Though a 2004 study of cyclists by the British Journal of Sports Medicine didn’t find conclusive evidence that massage aided recovery time, it did report the cyclists felt less fatigue. I’d imagine the cyclists might have also reported increased feelings of self-worth knowing that they were getting treated on par with rabbits.
— Judy Freeman
It’s not that Jeff’s approach is based on a “No Pain, No Gain” credo. It just happens that pain leads to the gain for many of his clients. Jeff determines how deep to work on an area depending upon the issue or if that individual is about to go into a race. You can need time to recover from some intensive massage work before the muscles feel “fresh” again.
Still, most times the discomfort is kind of amusing in an absurd way (think the chest-waxing scene from The 40 Year Old Virgin.) And I don’t think I’m the only one who thinks so. As a joke, another client left a bottle of tequila in the office for pre-massage shots of courage. You got to celebrate the pain at least in part to pass the time.
Meanwhile, in the case of injury massage can also help deter scar tissue build-up and increase mobility. Jeff says that appropriately applied massage following an injury is the best time to promote healing. However it’s also when people want to work the least with an injured area.
If money weren’t an issue, Jeff would recommend daily massage for a competitive athlete. For an individual training up to six to seven days a week, this could help prevent muscle imbalances, gross inflammation and/or injury in addition to possibly help speed up recovery from activity.
Self-massage, such as using a foam roller, and the always-a-favorite ice bath can help out between visits.
I get a massage about once a month. It usually comes after a big training block or before a big race. Sometimes I make an appointment after a good crash too — this comes admittedly more often than I’d like.
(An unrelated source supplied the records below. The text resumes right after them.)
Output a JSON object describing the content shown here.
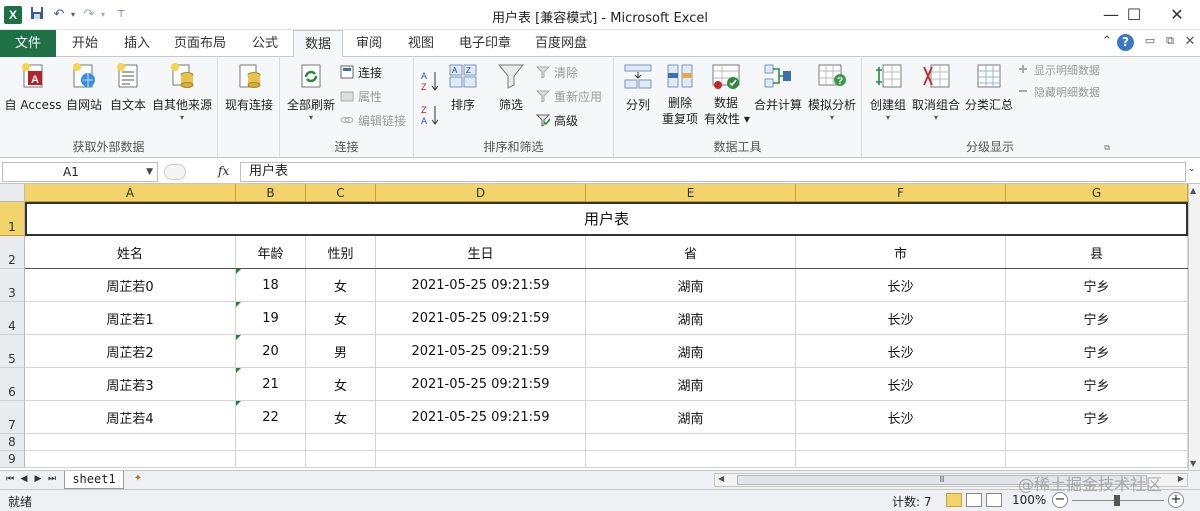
{
  "window": {
    "title": "用户表  [兼容模式]  -  Microsoft Excel",
    "controls": [
      "minimize-icon",
      "maximize-icon",
      "close-icon"
    ]
  },
  "quick_access": [
    "save-icon",
    "undo-icon",
    "redo-icon",
    "customize-icon"
  ],
  "tabs": {
    "file": "文件",
    "items": [
      "开始",
      "插入",
      "页面布局",
      "公式",
      "数据",
      "审阅",
      "视图",
      "电子印章",
      "百度网盘"
    ],
    "active": "数据"
  },
  "ribbon": {
    "groups": {
      "external_data": {
        "label": "获取外部数据",
        "access": "自 Access",
        "web": "自网站",
        "text": "自文本",
        "other": "自其他来源"
      },
      "existing": {
        "label": "现有连接"
      },
      "connections": {
        "label": "连接",
        "refresh_all": "全部刷新",
        "connections": "连接",
        "properties": "属性",
        "edit_links": "编辑链接"
      },
      "sort_filter": {
        "label": "排序和筛选",
        "sort": "排序",
        "filter": "筛选",
        "clear": "清除",
        "reapply": "重新应用",
        "advanced": "高级"
      },
      "data_tools": {
        "label": "数据工具",
        "text_to_columns": "分列",
        "remove_dup_1": "删除",
        "remove_dup_2": "重复项",
        "validation_1": "数据",
        "validation_2": "有效性",
        "consolidate": "合并计算",
        "what_if": "模拟分析"
      },
      "outline": {
        "label": "分级显示",
        "group": "创建组",
        "ungroup": "取消组合",
        "subtotal": "分类汇总",
        "show_detail": "显示明细数据",
        "hide_detail": "隐藏明细数据"
      }
    }
  },
  "formula_bar": {
    "name_box": "A1",
    "fx": "fx",
    "content": "用户表"
  },
  "sheet": {
    "columns": [
      "A",
      "B",
      "C",
      "D",
      "E",
      "F",
      "G"
    ],
    "rows": [
      "1",
      "2",
      "3",
      "4",
      "5",
      "6",
      "7",
      "8",
      "9"
    ],
    "title": "用户表",
    "headers": [
      "姓名",
      "年龄",
      "性别",
      "生日",
      "省",
      "市",
      "县"
    ],
    "data": [
      [
        "周芷若0",
        "18",
        "女",
        "2021-05-25 09:21:59",
        "湖南",
        "长沙",
        "宁乡"
      ],
      [
        "周芷若1",
        "19",
        "女",
        "2021-05-25 09:21:59",
        "湖南",
        "长沙",
        "宁乡"
      ],
      [
        "周芷若2",
        "20",
        "男",
        "2021-05-25 09:21:59",
        "湖南",
        "长沙",
        "宁乡"
      ],
      [
        "周芷若3",
        "21",
        "女",
        "2021-05-25 09:21:59",
        "湖南",
        "长沙",
        "宁乡"
      ],
      [
        "周芷若4",
        "22",
        "女",
        "2021-05-25 09:21:59",
        "湖南",
        "长沙",
        "宁乡"
      ]
    ]
  },
  "sheet_tabs": [
    "sheet1"
  ],
  "status": {
    "ready": "就绪",
    "count": "计数: 7",
    "zoom": "100%"
  },
  "watermark": "@稀土掘金技术社区"
}
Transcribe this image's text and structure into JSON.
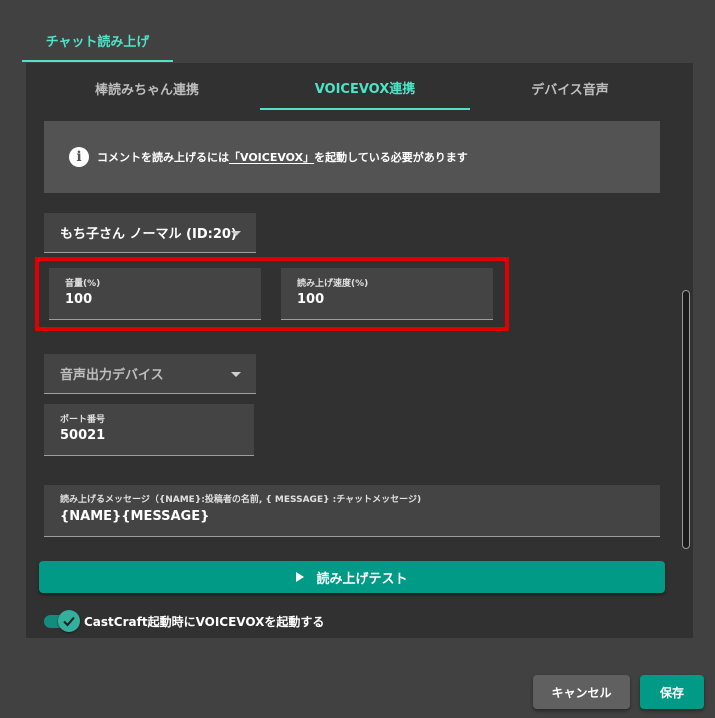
{
  "top_tab": {
    "label": "チャット読み上げ"
  },
  "subtabs": [
    {
      "label": "棒読みちゃん連携"
    },
    {
      "label": "VOICEVOX連携"
    },
    {
      "label": "デバイス音声"
    }
  ],
  "info": {
    "icon": "info-icon",
    "text_before": "コメントを読み上げるには",
    "link_text": "「VOICEVOX」",
    "text_after": "を起動している必要があります"
  },
  "voice_select": {
    "value": "もち子さん ノーマル (ID:20)"
  },
  "volume": {
    "label": "音量(%)",
    "value": "100"
  },
  "speed": {
    "label": "読み上げ速度(%)",
    "value": "100"
  },
  "output_device": {
    "placeholder": "音声出力デバイス"
  },
  "port": {
    "label": "ポート番号",
    "value": "50021"
  },
  "message_template": {
    "label": "読み上げるメッセージ（{NAME}:投稿者の名前, { MESSAGE} :チャットメッセージ)",
    "value": "{NAME}{MESSAGE}"
  },
  "test_button": {
    "label": "読み上げテスト",
    "icon": "play-icon"
  },
  "autostart_toggle": {
    "label": "CastCraft起動時にVOICEVOXを起動する",
    "checked": true
  },
  "footer": {
    "cancel_label": "キャンセル",
    "save_label": "保存"
  },
  "colors": {
    "accent": "#4ee3c6",
    "primary_button": "#009a87",
    "highlight": "#e00000"
  }
}
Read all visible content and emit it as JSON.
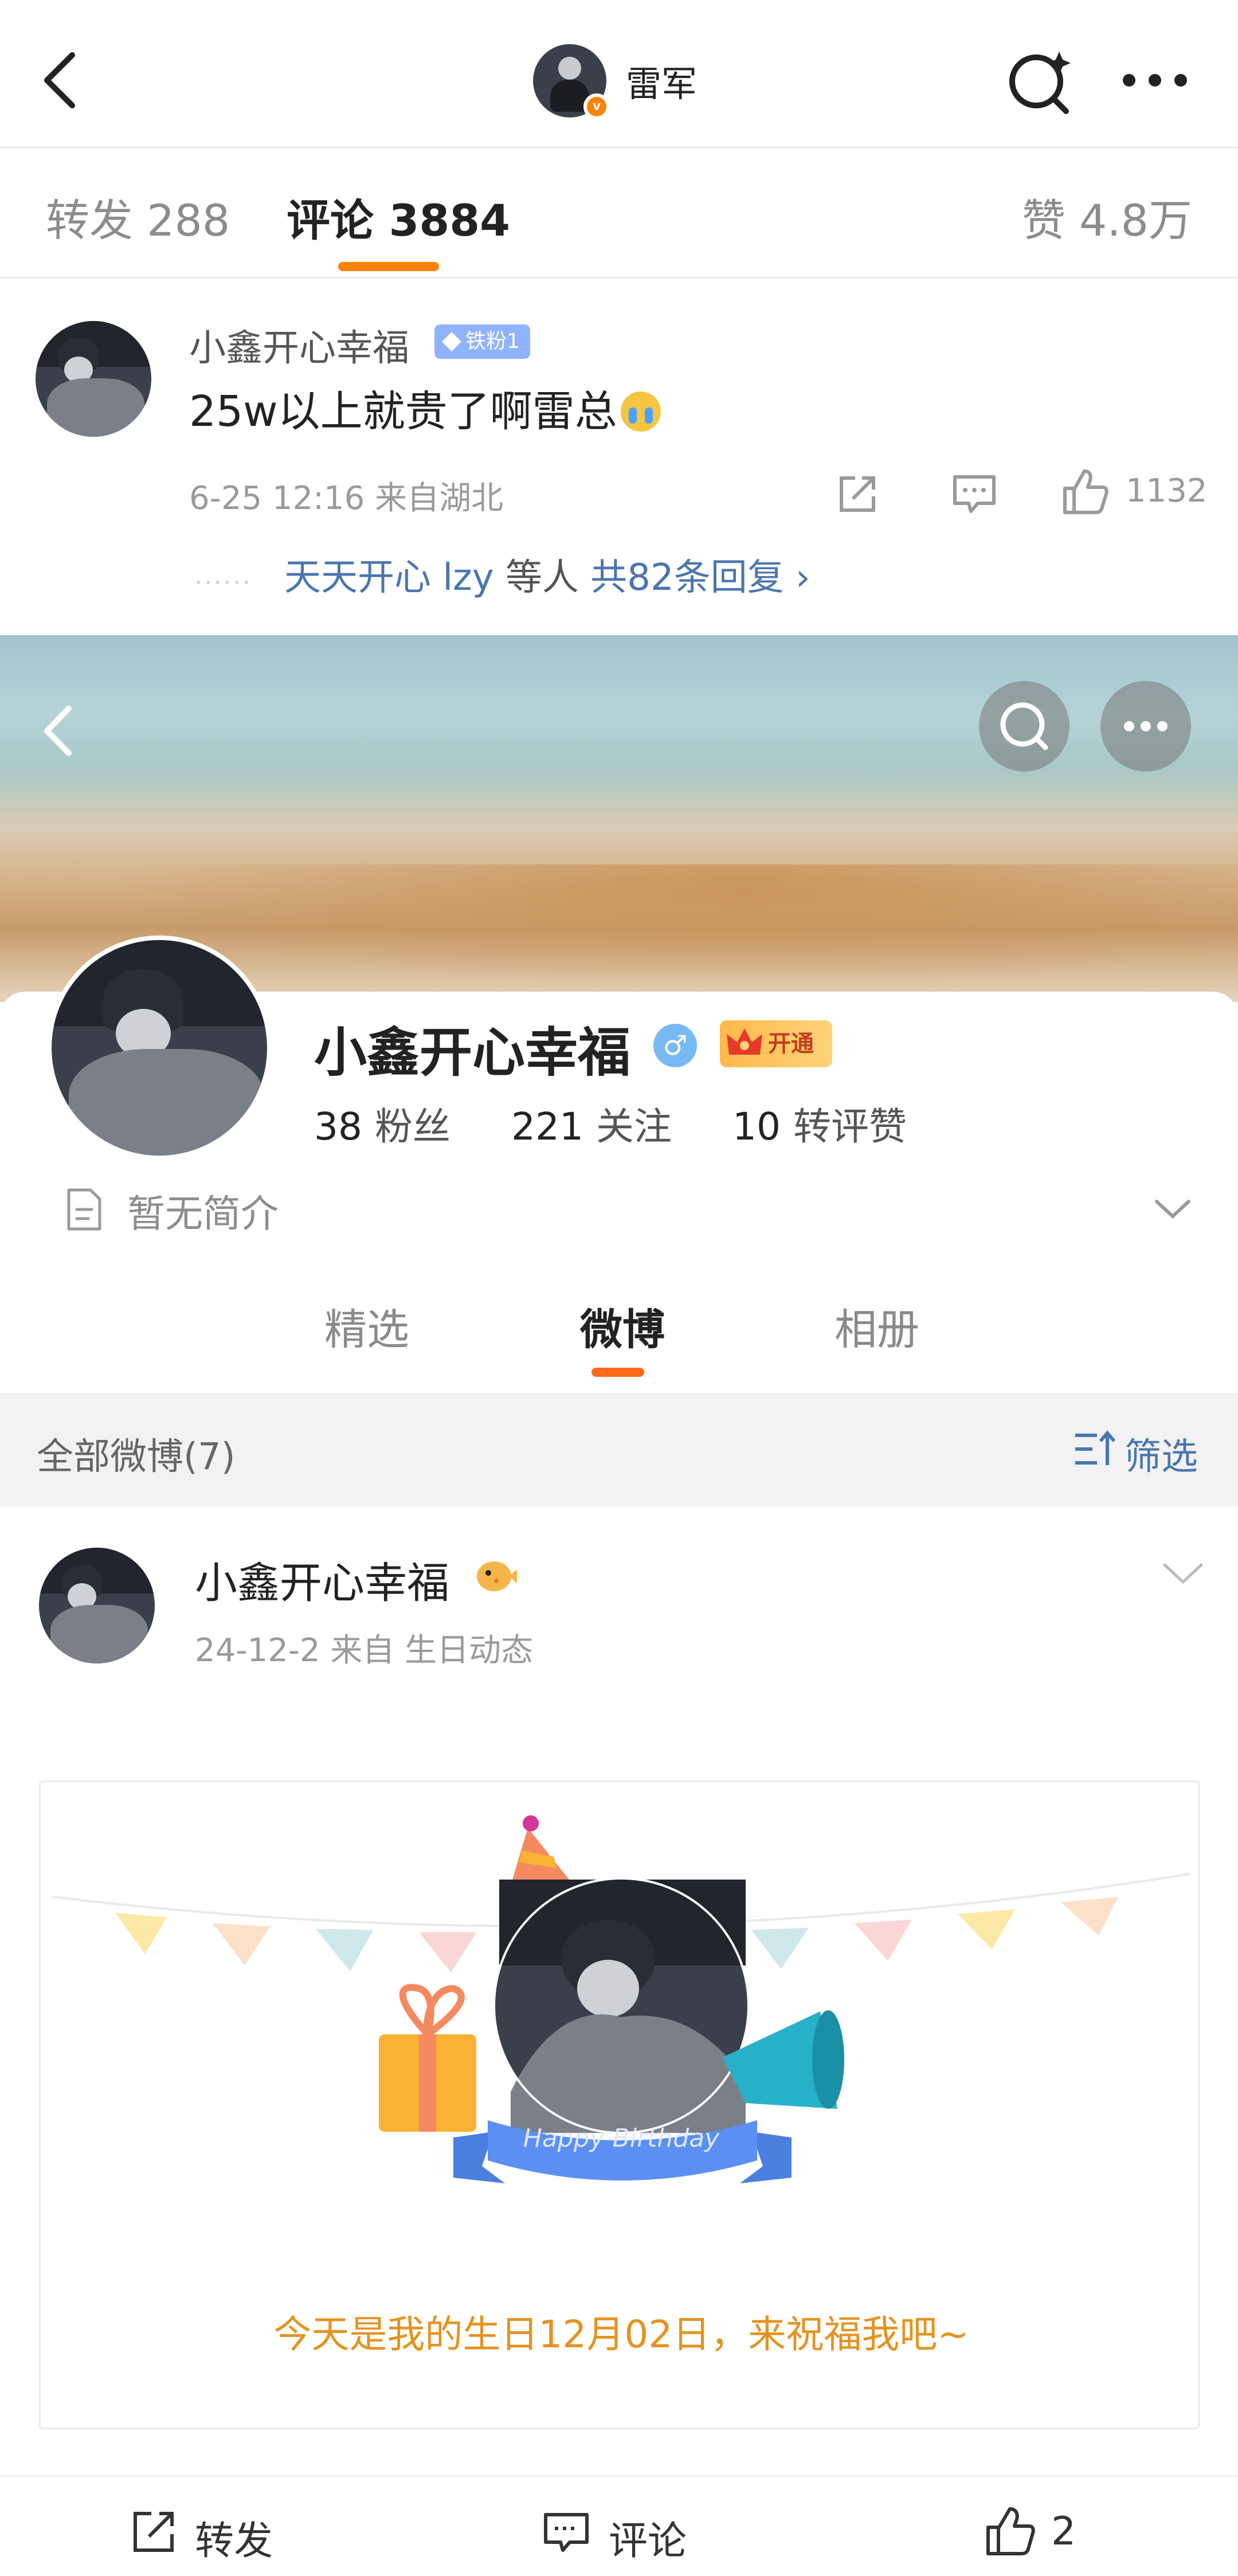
{
  "nav": {
    "username": "雷军",
    "verified_badge": "v"
  },
  "tabs": {
    "forward": "转发 288",
    "comments": "评论 3884",
    "likes": "赞 4.8万"
  },
  "comment": {
    "user": "小鑫开心幸福",
    "fan_badge": "铁粉1",
    "text": "25w以上就贵了啊雷总",
    "meta": "6-25 12:16  来自湖北",
    "like_count": "1132",
    "dots": "······",
    "replies_user": "天天开心 lzy",
    "replies_mid": " 等人 ",
    "replies_total": "共82条回复 ›"
  },
  "profile": {
    "name": "小鑫开心幸福",
    "gender": "♂",
    "vip_label": "开通",
    "followers_n": "38",
    "followers_label": "粉丝",
    "following_n": "221",
    "following_label": "关注",
    "engagement_n": "10",
    "engagement_label": "转评赞",
    "bio": "暂无简介",
    "tabs": [
      "精选",
      "微博",
      "相册"
    ]
  },
  "filter": {
    "all_posts": "全部微博(7)",
    "filter_label": "筛选"
  },
  "post": {
    "name": "小鑫开心幸福",
    "meta": "24-12-2   来自 生日动态",
    "banner_text": "Happy Birthday",
    "birthday_message": "今天是我的生日12月02日，来祝福我吧~",
    "forward_label": "转发",
    "comment_label": "评论",
    "like_count": "2"
  },
  "colors": {
    "accent": "#ff8200",
    "link": "#4a76b0",
    "birthday_text": "#e49320"
  }
}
If you decide to get massage, Jeff recommends figuring out what is bothering you before your appointment. That way you can give your therapist the most effective direction. There are literally hundreds of muscles in the body, the better you can explain where the discomfort is greatest or what movements aggravate it, the better your therapist can help you with the issue.
And make sure to ask around first. Get a recommendation for a therapist from someone who understands what you need. There are many different styles of massage all having their own focus, technique and benefit. It’s best to make sure you’re speaking the same language.
Thanks to Jeff Staron of Staron Sport & Orthopedic Massage in Boulder, Colorado for contributing to this piece. To schedule an appointment with Jeff call 303.379.8000.
Judy Freeman is a pro mountain biker out of Boulder, Colorado. In 2009 she represented the U.S. at the World Championships in Canberra, Australia. For 2010, she’ll be racing for Kenda/Felt Mountain Bike Team. Other sponsors for 2010 include TrailMaster Coaching, Hayes, Manitou, Voler Apparel, Pearl Izumi, WickWerks, KMC, SDG, Crank Brothers, Uvex, Pika Packworks, Smith Optics and Mighty Good Coffee.